With the help of disruptive digital technologies such as robots, artificial intelligence and drones, Australia’s engineering sector will deliver billions of dollars in new infrastructure projects over the next decade.
According to the Australian Infrastructure Audit, 2018 saw the highest level of engineering work for the public sector ever recorded.
At $39 billion, government spending on engineering represented 2.1 per cent of Australia’s gross domestic product over the 12-month period.
Pointing to the infrastructure boom and a growth in smart city technology, Bronwyn Evans, Engineers Australia’s new Chief Executive Officer, suggests that number is likely rise.
To support the sector and wider systems thinking uptake, Dr. Evans says she is committed to supporting the skills development of Australia’s next crop of engineers.
She adds that accelerated growth in infrastructure spending has highlighted a critical engineering skills shortage, meaning supporting the next generation is now more important than ever.
“When one starts mapping all of the big infrastructure projects in the pipeline, they will notice more skilled engineers are needed than Australia can currently provide,” Dr. Evans says.
“Responding to that requires a multi-pronged approach, including looking at how Australian universities are working to develop skills and innovation and working out how Engineers Australia can help encourage students to enter the engineering field.”
In a statement addressing the Federal Government before the 2019 election, Engineers Australia highlighted the Australian economy’s traditional reliance on the mining and agricultural sectors.
As a result of the mining boom’s collapse and a decline in onshore manufacturing, the statement suggests Australia is experiencing workforce contraction, with fewer jobs for graduates.
To counteract contraction, Dr. Evans says Australia needs to develop strategic roadmaps for the transition into a technologically based economy, with support for the skills development required to facilitate it.
While it’s a large undertaking, Dr. Evan intends to draw on her leadership experience as Chief Executive Officer of Standards Australia to emphasise the importance of engineering.
“Young people entering the workforce want the opportunity to experiment and think differently and its our job to show them that engineering is a great place to do that,” she says.
With a career spanning electrical engineering, medical engineering and infrastructure design, Dr. Evans explains that the sector is complex.
She adds that engineering needs to be understood not simply as an infrastructure or asset field, but a sector that affects all elements of societal shaping and progress.
“Engineers need to be involved in the discussion of critical areas of importance for the country, both in terms of how those areas relate to engineers and the broader challenges we face,” Dr. Evans says.
“We need to have a seat at the table in terms of policy and planning.”
According to Dr. Evans, engineers work to develop solutions that meet the needs of the present without compromising the future, such as sustainable infrastructure practices and material design.
This, she says, highlights the key role engineer’s play in developing future infrastructure and wider utility network security and sustainability.
By applying new technologies, Dr. Evans suggests engineers can shift the concept of the city from a static structure of disconnected parts to a living structure capable of change.
“Engineers are really driving those innovations.
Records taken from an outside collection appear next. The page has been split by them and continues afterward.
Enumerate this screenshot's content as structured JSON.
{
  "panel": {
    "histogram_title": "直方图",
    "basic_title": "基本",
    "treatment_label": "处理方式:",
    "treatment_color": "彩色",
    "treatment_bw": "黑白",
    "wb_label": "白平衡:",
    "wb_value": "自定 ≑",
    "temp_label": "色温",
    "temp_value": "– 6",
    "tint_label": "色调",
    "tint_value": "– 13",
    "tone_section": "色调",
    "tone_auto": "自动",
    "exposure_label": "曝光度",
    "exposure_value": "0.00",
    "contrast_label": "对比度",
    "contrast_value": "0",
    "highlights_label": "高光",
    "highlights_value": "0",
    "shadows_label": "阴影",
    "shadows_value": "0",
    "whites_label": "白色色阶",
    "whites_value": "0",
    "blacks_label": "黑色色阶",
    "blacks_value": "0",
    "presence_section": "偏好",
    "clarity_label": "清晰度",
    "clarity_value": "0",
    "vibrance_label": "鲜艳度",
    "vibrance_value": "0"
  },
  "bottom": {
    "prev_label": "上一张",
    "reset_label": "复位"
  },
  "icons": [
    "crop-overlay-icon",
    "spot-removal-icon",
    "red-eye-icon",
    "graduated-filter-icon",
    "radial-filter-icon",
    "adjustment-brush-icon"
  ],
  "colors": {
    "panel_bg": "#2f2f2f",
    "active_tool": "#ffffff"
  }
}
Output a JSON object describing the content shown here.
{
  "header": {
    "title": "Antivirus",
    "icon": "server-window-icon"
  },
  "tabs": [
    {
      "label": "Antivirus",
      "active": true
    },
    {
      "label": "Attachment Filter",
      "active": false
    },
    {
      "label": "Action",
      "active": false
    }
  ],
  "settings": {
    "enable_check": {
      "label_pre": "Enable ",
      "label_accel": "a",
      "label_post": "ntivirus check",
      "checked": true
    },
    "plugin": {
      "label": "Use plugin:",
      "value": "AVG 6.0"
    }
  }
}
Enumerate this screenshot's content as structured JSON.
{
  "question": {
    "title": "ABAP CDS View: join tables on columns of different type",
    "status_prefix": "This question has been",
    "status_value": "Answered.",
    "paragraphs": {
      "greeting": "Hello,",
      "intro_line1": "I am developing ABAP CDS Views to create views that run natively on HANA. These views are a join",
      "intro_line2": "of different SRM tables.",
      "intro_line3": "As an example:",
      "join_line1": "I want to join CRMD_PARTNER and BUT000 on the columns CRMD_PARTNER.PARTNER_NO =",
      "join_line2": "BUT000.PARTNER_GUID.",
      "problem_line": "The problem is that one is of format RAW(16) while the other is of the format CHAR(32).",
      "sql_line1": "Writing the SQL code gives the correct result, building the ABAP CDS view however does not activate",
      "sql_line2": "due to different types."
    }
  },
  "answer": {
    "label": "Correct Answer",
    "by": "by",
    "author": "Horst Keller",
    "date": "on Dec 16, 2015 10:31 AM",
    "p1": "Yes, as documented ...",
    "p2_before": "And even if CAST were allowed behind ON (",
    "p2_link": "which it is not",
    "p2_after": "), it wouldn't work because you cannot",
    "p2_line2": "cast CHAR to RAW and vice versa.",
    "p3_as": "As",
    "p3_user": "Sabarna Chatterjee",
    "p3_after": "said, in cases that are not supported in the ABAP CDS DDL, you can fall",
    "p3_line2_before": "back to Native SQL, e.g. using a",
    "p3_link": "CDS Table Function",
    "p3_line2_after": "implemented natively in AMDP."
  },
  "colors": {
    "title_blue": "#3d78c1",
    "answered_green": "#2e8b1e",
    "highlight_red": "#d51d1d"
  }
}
Often the invention, if you like, comes from one part of the engineering sector, while working out the implementation process comes from another,” she says.
“We don’t necessarily have all the answers in terms of how we incorporate big data, sensors and artificial intelligence, but we certainly are leading that movement.”
As another key priority, Dr. Evan says she is looking to modernise the way Engineers Australia interacts with its members.
“There are simple and practical things we can do, such as making our website easier to navigate and ensuring we work in an agile way, but we also need to think about what role Engineers Australia will play in the future of the sector,” she says.
In addition to supporting educating and up and coming engineers, Dr. Evans says Engineers Australia needs to ensure the existing workforce stays relevant and up to date with changing technological processes.
“What can Engineers Australia do to provide people with access to education for skills building and refreshment?” Dr. Evans says.
“I think that’s the really interesting, exciting challenge at the moment, and I look forward to discussing those ideas with our members.”
Another challenge, Dr. Evans says, is Australia’s lack of compulsory engineer registration.
As a stated policy position, Engineers Australia believes in developing a national engineering registration network.
According to Dr. Evans, without the assurance that engineers have the necessary skills to fulfil their job to relevant standards, community safety and consumer protection are vulnerable.
While doctors, lawyers and architects are required to register to legally carry out their work in Australia, there is no current harmonised legislation in place to prevent unqualified individuals gaining employment in the engineering sector.
Presently, just Queensland and Victoria have compulsory registration legislation in place.
“For a profession to be successful it has to be trusted, and by implementing compulsory registration, the engineering industry would demonstrate that its employees have all the right skills and qualifications,” she explains.
“We need the public to feel confident that their engineers will deliver works in a way that is ethical and fit for purpose.”
Despite these challenges, Dr. Evans says 2019 is an exciting time to be an engineer.
“As an engineer you get to have such a fantastic time being curious about the world and solving problems,” she says.
“Plus, with more younger people entering the industry, there’s always more to learn. As a senior engineer it’s important to pay attention to the next generation, because they’re the ones leading the way.”